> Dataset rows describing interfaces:
◆ ◆ ◆ ◆

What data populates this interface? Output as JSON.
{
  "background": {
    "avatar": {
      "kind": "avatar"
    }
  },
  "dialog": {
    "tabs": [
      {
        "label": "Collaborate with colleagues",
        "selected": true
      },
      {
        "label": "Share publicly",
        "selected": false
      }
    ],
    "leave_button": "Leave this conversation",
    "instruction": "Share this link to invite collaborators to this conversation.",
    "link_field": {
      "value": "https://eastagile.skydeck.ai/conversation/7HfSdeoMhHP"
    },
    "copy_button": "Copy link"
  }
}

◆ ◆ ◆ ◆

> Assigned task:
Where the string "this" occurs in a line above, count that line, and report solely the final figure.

> Exercise response:
3